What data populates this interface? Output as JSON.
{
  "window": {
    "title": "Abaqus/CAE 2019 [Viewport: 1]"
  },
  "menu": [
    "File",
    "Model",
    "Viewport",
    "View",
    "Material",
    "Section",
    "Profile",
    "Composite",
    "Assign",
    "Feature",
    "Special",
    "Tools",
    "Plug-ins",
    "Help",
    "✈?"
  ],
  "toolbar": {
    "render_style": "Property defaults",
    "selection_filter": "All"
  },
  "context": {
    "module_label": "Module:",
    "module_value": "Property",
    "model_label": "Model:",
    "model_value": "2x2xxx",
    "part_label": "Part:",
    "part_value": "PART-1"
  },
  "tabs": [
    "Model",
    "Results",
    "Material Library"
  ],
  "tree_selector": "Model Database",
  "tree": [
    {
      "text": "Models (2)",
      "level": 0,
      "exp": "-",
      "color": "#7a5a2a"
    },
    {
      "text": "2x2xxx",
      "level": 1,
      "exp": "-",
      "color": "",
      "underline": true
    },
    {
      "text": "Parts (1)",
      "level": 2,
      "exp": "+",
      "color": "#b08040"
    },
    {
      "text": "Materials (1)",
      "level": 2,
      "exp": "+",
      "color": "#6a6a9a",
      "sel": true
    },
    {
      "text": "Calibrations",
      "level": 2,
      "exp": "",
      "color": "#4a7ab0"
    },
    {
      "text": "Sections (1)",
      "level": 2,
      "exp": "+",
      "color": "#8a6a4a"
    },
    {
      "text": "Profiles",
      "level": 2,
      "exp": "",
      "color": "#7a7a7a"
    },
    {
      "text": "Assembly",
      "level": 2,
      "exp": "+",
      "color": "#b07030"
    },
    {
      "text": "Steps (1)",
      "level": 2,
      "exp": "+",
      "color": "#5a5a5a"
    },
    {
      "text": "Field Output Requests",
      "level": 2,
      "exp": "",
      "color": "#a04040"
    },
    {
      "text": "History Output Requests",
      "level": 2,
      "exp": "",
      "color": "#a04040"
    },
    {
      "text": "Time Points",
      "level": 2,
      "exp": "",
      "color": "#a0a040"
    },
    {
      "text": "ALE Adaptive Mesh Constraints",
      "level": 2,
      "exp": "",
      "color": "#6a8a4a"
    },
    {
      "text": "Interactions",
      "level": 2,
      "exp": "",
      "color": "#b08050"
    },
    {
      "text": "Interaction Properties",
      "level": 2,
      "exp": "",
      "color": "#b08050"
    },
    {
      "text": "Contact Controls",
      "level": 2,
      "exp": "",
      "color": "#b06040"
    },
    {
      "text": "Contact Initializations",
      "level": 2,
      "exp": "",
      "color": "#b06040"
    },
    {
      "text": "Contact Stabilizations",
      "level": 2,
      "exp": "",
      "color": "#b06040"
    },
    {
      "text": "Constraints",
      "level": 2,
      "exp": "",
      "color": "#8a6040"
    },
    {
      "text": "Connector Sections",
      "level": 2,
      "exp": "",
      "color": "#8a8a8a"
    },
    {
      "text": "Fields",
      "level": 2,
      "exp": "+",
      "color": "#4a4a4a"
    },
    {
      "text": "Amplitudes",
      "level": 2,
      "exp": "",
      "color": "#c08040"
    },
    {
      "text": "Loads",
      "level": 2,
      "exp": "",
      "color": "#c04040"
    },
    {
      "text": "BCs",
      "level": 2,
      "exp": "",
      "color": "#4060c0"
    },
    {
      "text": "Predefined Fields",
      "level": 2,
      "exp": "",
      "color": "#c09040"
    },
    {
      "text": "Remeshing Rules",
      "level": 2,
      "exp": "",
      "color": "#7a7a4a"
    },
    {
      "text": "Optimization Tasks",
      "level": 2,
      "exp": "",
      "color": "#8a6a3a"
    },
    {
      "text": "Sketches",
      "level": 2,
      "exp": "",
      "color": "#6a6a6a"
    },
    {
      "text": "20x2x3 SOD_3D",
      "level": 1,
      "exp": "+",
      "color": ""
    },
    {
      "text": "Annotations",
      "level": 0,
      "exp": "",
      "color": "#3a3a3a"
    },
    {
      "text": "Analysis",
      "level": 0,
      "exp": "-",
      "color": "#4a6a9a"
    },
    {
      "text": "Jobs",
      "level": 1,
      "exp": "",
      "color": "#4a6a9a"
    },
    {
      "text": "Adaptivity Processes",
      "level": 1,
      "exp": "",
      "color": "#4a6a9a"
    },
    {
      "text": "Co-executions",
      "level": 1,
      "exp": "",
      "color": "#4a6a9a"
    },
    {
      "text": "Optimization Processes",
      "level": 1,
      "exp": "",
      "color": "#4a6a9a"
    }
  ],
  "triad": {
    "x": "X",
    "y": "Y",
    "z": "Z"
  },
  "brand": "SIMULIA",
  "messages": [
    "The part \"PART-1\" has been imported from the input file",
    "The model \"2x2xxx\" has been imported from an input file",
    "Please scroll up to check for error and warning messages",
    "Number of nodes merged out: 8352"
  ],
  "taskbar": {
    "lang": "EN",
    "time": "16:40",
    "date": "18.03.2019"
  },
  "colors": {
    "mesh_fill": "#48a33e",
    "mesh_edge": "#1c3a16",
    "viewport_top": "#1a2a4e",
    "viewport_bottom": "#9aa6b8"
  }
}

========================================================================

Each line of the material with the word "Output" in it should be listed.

Written response:
What data populates this interface? Output as JSON.
      "text": "Field Output Requests",
      "text": "History Output Requests",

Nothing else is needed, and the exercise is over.